“We placed them on a huge table that was lit from underneath; as live footage was going to be added to these shots, everything had to be to scale. We shot this sequence with a 30-foot Technodolly. We reprogrammed the moves from the previs on set. With the repetitive movement we were able to create different lighting scenarios, from dark to light to moonlight and sun.”
The burning Barnum theatre used a number of invisible effects tricks. A mix of custom practical fire on gas pipes matching the right window measurements served as elements. The strength of the flames on the pipes was controlled to re-create the progression of fire through the sequence.
“We also used CG fire for the lighting interaction with the CG extension of the building, and CG ashes and embers to connect all the shots together,” says Lipmann. “The collapse of the building was done in Houdini and comp’d in Nuke.”
05: The portrayal of war in Darkest Hour
In Darkest Hour, Joe Wright’s account of Winston Churchill’s (Gary Oldman) time during the early days of World War II, visual effects had a sparse, but again, crucial role in the storytelling process.
The filmmakers, which included VFX studio Framestore, looked closely to 1940s archive imagery as reference for shots of buildings of the day, as well as a number of classic war-time scenes.

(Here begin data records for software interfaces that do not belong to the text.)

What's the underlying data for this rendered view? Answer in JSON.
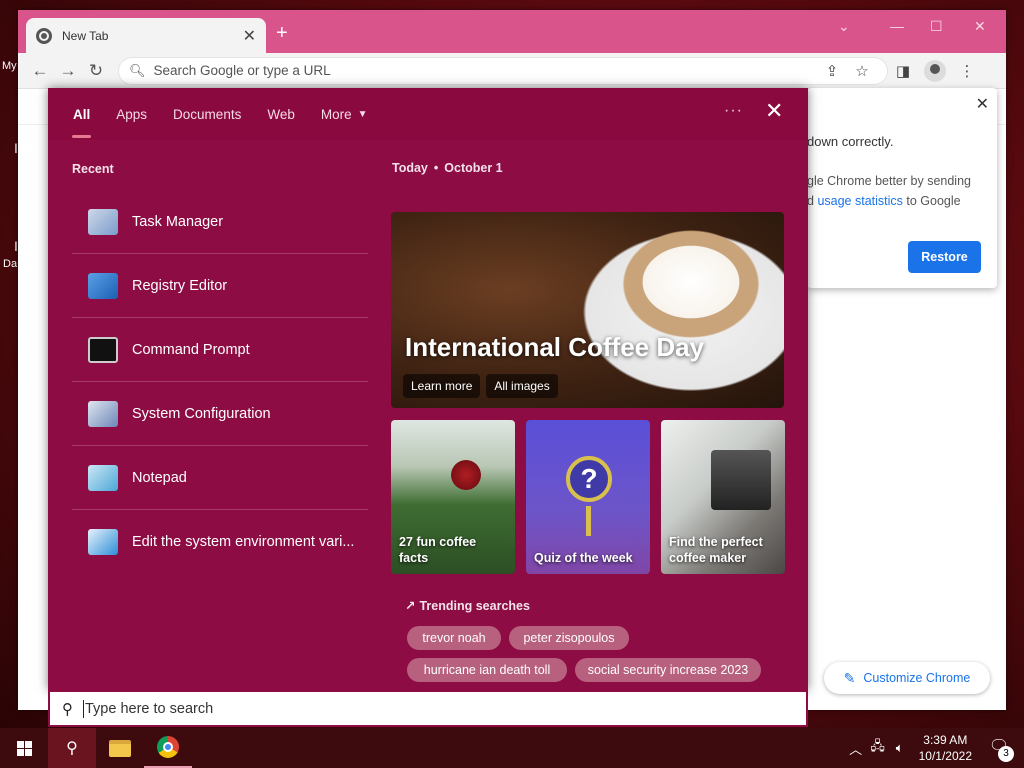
{
  "desktop": {
    "labels": [
      "My",
      "I",
      "I",
      "Da"
    ]
  },
  "browser": {
    "tab_title": "New Tab",
    "new_tab_glyph": "+",
    "omnibox_placeholder": "Search Google or type a URL",
    "restore_popup": {
      "line1": "down correctly.",
      "line2": "gle Chrome better by sending",
      "line3_prefix": "d ",
      "line3_link": "usage statistics",
      "line3_suffix": " to Google",
      "button": "Restore"
    },
    "customize_label": "Customize Chrome"
  },
  "search_panel": {
    "scopes": [
      "All",
      "Apps",
      "Documents",
      "Web",
      "More"
    ],
    "active_scope": "All",
    "recent_heading": "Recent",
    "recent_items": [
      {
        "label": "Task Manager",
        "icon": "task-manager-icon"
      },
      {
        "label": "Registry Editor",
        "icon": "registry-editor-icon"
      },
      {
        "label": "Command Prompt",
        "icon": "command-prompt-icon"
      },
      {
        "label": "System Configuration",
        "icon": "system-configuration-icon"
      },
      {
        "label": "Notepad",
        "icon": "notepad-icon"
      },
      {
        "label": "Edit the system environment vari...",
        "icon": "system-properties-icon"
      }
    ],
    "today_label": "Today",
    "today_date": "October 1",
    "hero": {
      "title": "International Coffee Day",
      "learn_more": "Learn more",
      "all_images": "All images"
    },
    "cards": [
      {
        "label": "27 fun coffee facts"
      },
      {
        "label": "Quiz of the week"
      },
      {
        "label": "Find the perfect coffee maker"
      }
    ],
    "trending_heading": "Trending searches",
    "trending": [
      "trevor noah",
      "peter zisopoulos",
      "hurricane ian death toll",
      "social security increase 2023"
    ]
  },
  "searchbox": {
    "placeholder": "Type here to search"
  },
  "taskbar": {
    "time": "3:39 AM",
    "date": "10/1/2022",
    "notification_count": "3"
  },
  "colors": {
    "panel_bg": "#8e0c44",
    "tabstrip": "#d9548a",
    "accent_blue": "#1a73e8"
  }
}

But this wasn’t a film full of massive battle scenes. One initial challenge for Framestore was adding dirt to period buildings. “We Lidar-scanned all of the main buildings, including Downing Street and The Treasury, as it was the only way to get a very precise template,” explains Framestore visual effects supervisor Stephane Naze.
“Then we built a proper CG model and applied textures on it. The tricky part was to film everything in camera without any bluescreen – it meant a lot of work in roto for all the characters and extras to be able to modify the buildings in the background.”
The studio’s other main challenge came from battlefield shots, mainly aerials showcasing carpet bombing with banks of explosions. The timing of these was locked in 2D to provide quick iterations, with the assembly of all the elements finished in CG. Naze says the toughest shot to achieve was a scene on the French battlefield, which finishes on the face of a soldier.
“Everything is CG until you finish the camera movement on the dead soldier. The goal was to get a very transparent transition and not be disconnected by this dramatic moment in the story."
"Also technically, the shot was very challenging by the nature of the effect – big explosions, flames, fire, a lot of research to be accurate. It took three weeks to render the shot with more than 50 per cent of the machines allocated for this film – no room for mistakes!”